« Reply #4 on: August 01, 2014, 04:10:35 AM »
The issue with sanctions is that for them to really work you need to stop importing items from the said country that will reduce their economy or stop exporting necessary items to them that they need to function. The problem here is that doing so will mean you will have to import the materials you need (such as oil) from somewhere else, probably for a higher price, and find a new market for the goods you were selling to the sanctioned country.

So whilst you will hurt the sanctioned country's economy, you will also hurt your own. This makes countries unwilling to commit to larger sanctions.

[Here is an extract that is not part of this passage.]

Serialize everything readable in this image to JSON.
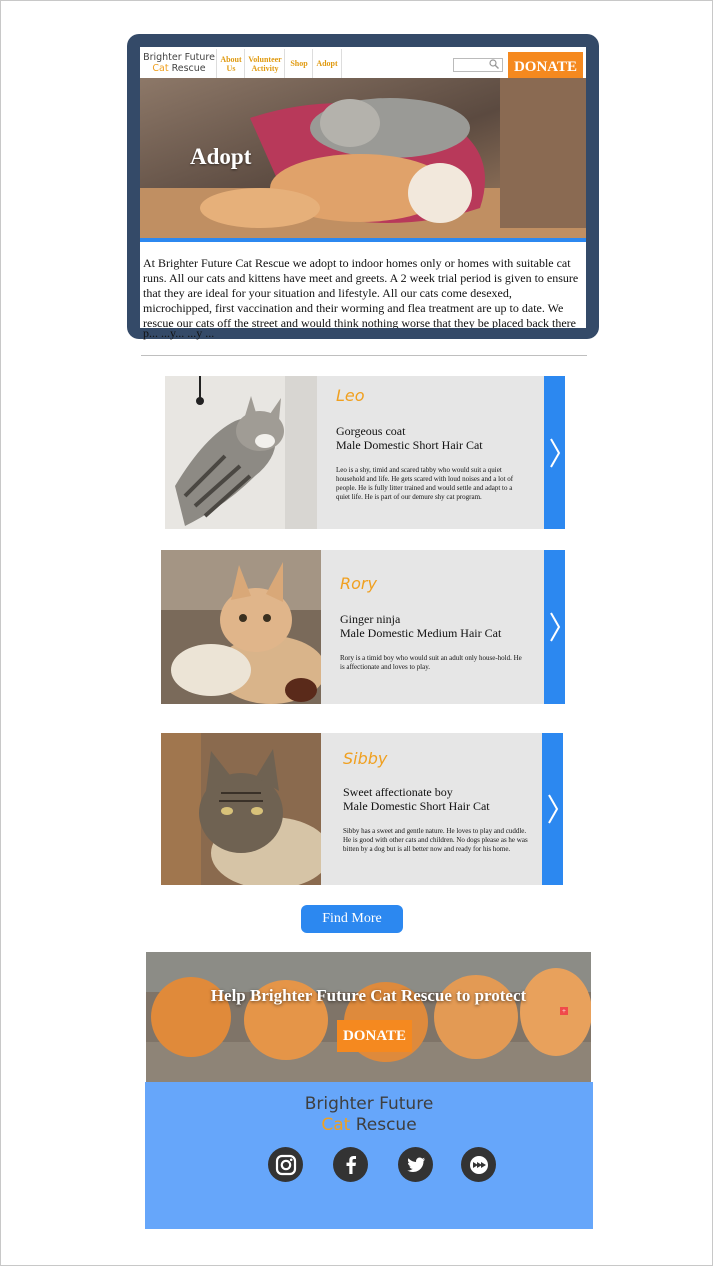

There were similar problems during the Abyssinia Crisis in 1935 where Italy invaded what is now modern-day Ethiopia. The League of Nations - which was an ineffectual predecessor to the UN - placed sanctions on Italy for the invasion and the use of mustard gas amongst other atrocities. Of course, once the Italians had completed their conquest of Abyssinian it was voted to stop sanctions by the majority of nations, presumably as they saw the option of continuing sanctions as just a way to damage their own economies.

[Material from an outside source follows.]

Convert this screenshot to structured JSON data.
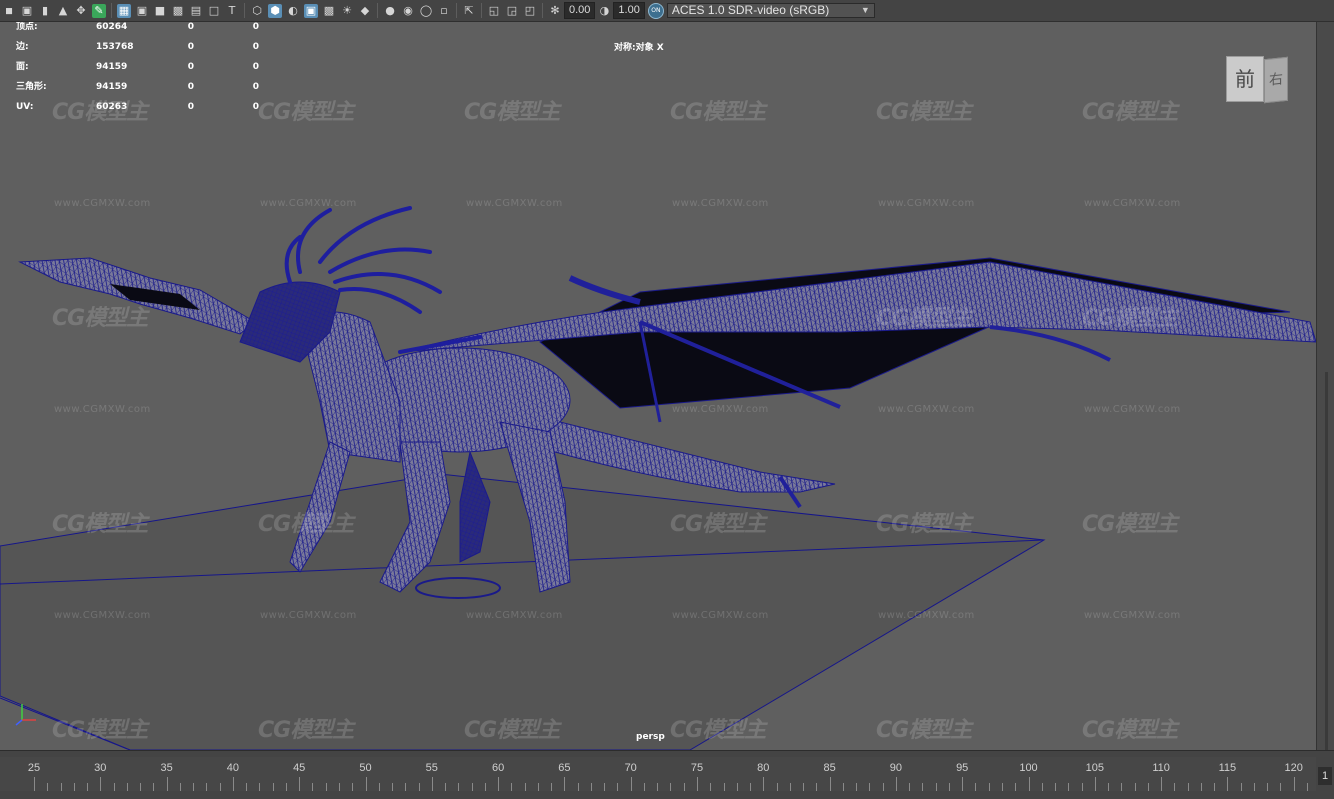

My point here being that sanctions, for the most part, seem to only work to show that a international community is behind a certain country. But when it looks like they will have to be imposed for the long-haul people start looking at their wallets and thing of other important things they should be doing - preferably something of importance that will over-power any media stories about sanctions being dropped.